They walked and walked and walked until they were enveloped in the shadows and out of sight. I tried my best to help Jess, but I’m not a medical professional. I used my shirt to keep pressure on the wound, but within minutes she was dead.
I stayed up on Bob Harrison’s roof for the next 16 hours, with Jess’s dead, bloodied corpse roasting in the summer sun not three feet away from me. After a time, people started coming out of their homes, carefully avoiding the spots on the ground still damp with the lake’s vengeance. They used plywood and furniture and vehicles to create bridges for those who were trapped, myself included.

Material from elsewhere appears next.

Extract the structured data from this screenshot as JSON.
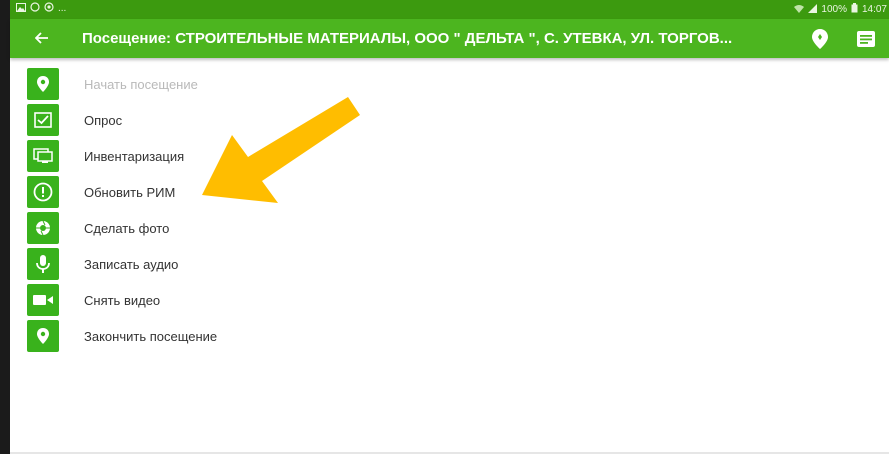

27 bodies were pulled out of the neighborhood’s flooded houses in the coming weeks. We crafted waterproof suits and footwear to traverse our town until such time as the water dried up or was otherwise cleared out.
When the lake claimed its revenge, it resulted in the most harrowing 30 minutes of my life. It was a half hour (roughly) of chaos, death, confusion, and sorrow.
But it put one thing into perspective. The one thing that so many of us had pondered for so long. The answer to the question that so many residents of Humming Lake had asked for so long, but for which none had ever dared seek. That half hour of dread gave us the reason for our town’s oldest law, the source of which had been lost to time itself.
“Never touch the water.“